What is Biodiversity Net Gain?
Biodiversity Net Gain, or BNG, is the practice of leaving our landscape in a better condition than we found it in. As part of the government’s 25 Year Environment Plan new legislation requires developers to achieve 10% BNG, which means that a 10% increase of the baseline biodiversity value of the site must be reached following the development. This can be achieved by delivering biodiversity gains onsite, offsite, purchasing BNG Units and finally, purchasing Statutory Credits.
It applies to Major and Minor Developments
A minor residential development is any development that creates nine dwellings or fewer, or where the dwelling number is unknown, a site area of less than 0.5 hectares.
A minor commercial development is any development creating less than 1000 square metres of floor space or the site area is less than 1 hectare.
Above these thresholds, the development is classed as major.
For Major Developments, 10% BNG will be mandatory on all planning applications submitted after 12 February 2024. For Minor Developments, 10% BNG will be mandatory on all planning applications submitted after 2nd April 2024.
How is biodiversity measured?
The simplified process:
The baseline value is measured by the existing habitats and their condition being classified by a suitably experienced ecologist.
Units are then assigned to each distinct area by the Statutory BNG Metric produced by DEFRA.
The proposed habitats and condition states are then entered into the Statutory Metric and the units are calculated.
The difference between the baseline units and proposed units is calculated.
If the difference is below a 10% gain and no more units can be achieved in the proposed layout, the remaining units must be gained through offsite habitat enhancement or creation on land owned by the applicant, purchased through a habitat bank of an individual supplier, or purchased from the government.
Can I reduce the value of my site before starting the application process?
With the new measures many people are wondering if there is a way to reduce the value of their site before beginning the survey process, this might include ploughing, re-surfacing, scrub clearance, tree felling etc.
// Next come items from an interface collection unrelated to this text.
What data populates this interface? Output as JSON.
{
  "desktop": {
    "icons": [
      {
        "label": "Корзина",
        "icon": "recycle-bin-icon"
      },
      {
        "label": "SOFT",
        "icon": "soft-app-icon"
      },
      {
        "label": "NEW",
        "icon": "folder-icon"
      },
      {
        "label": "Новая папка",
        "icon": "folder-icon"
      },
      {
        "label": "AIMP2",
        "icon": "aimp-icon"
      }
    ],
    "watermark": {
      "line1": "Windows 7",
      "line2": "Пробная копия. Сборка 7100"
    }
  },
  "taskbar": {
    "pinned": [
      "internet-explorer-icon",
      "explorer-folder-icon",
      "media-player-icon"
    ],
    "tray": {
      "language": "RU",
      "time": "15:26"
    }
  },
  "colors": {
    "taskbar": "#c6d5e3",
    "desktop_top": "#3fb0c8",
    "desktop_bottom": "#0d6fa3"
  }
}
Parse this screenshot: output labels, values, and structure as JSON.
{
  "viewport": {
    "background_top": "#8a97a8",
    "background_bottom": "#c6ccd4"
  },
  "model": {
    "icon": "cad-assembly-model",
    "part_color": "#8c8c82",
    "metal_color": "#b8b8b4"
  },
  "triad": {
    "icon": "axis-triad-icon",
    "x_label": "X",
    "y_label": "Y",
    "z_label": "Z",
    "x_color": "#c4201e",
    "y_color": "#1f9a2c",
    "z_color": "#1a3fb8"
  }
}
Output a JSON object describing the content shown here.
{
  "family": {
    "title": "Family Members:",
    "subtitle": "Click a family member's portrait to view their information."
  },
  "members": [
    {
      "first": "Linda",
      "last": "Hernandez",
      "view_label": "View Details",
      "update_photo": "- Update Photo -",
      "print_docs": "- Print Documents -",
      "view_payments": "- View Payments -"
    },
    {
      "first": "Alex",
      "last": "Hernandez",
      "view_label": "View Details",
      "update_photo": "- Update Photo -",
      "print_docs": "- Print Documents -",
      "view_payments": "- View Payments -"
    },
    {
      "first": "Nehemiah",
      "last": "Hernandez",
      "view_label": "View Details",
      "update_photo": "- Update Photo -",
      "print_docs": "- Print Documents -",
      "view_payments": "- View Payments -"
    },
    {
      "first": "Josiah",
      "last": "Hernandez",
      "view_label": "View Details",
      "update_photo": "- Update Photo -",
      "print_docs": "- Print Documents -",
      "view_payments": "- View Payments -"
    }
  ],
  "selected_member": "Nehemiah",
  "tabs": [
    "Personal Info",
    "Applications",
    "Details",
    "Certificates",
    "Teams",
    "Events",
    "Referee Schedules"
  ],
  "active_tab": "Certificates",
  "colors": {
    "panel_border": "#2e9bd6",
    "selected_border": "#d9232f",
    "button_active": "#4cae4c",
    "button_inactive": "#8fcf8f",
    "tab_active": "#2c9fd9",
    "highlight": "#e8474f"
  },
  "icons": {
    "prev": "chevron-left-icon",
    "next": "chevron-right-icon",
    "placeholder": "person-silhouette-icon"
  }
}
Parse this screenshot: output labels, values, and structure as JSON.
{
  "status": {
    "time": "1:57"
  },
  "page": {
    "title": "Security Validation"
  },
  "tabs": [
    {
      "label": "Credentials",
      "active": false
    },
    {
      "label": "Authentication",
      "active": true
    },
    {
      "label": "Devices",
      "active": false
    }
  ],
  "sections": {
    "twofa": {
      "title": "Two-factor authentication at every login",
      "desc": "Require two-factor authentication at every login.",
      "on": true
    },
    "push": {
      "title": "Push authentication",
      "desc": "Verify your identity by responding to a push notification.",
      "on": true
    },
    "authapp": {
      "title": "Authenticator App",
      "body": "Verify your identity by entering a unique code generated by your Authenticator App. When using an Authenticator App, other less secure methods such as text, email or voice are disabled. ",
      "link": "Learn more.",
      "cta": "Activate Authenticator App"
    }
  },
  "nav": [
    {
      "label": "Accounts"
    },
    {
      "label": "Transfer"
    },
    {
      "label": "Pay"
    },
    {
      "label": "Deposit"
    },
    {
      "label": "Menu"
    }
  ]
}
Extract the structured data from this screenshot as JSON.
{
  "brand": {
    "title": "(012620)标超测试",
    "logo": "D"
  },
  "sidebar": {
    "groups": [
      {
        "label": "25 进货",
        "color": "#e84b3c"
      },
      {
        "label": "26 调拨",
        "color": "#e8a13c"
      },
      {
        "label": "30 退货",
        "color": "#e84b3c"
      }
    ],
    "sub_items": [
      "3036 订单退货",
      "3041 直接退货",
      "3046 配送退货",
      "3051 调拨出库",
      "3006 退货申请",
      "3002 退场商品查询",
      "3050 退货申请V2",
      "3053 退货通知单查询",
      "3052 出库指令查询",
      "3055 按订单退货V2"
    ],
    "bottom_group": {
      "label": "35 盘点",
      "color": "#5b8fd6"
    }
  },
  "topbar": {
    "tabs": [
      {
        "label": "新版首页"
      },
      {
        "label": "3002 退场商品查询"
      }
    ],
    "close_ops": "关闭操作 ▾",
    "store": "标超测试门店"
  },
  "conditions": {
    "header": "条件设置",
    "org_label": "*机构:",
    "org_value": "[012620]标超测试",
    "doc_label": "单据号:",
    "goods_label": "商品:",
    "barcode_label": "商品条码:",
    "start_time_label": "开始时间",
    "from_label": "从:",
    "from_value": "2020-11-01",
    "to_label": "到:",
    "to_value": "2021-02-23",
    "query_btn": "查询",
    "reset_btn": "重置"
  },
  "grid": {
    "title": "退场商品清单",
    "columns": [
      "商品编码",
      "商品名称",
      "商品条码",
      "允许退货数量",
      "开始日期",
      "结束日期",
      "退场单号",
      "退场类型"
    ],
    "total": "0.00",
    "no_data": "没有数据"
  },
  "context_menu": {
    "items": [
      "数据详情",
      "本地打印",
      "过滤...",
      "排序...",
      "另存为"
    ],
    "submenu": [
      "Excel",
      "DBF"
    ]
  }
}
However, measures have been set out within Schedule 14 of the Environmental Act that allows a planning authority to recognise any degradation to a site after the 30th of January 2020 and take the earlier state of the habitat as the baseline. This can be achieved through aerial imaging and local data sets, if it is not clear what the habitat type or condition is through these methods the highest possible value will be applied. The implications of this are extreme; you may have had a moderately valuable habitat before degradation, but if this cannot be proven it is likely to be recorded as a high-value habitat.
We therefore strongly advise against attempting to reduce the value of your site before having the baseline value of your land calculated.
What is the predicted market for BNG Units?
The need for units purchased from off-site suppliers is expected to be worth £135 million – £274 million annually. The implications of this are twofold: developers and householders need to consider BNG from the outset before they even begin to design their proposed development with an architect, and landowners can begin producing credits ready to supply to the BNG market.
Clarifying Units vs Credits
BNG Units are the measurement of biodiversity value, these are lost and/or created on a development site and landowners can create BNG Units by improving their habitats. Landowners can then sell these units to developers who cannot achieve 10% BNG onsite. The Government BNG Units are called Statutory Credits, these are intended to be the last resort if the 10% target cannot be achieved in another way.
What else do I need to know?
How you apply the knowledge above will vary slightly depending on your project or position. We've prepared specific guidance for the main scenarios below: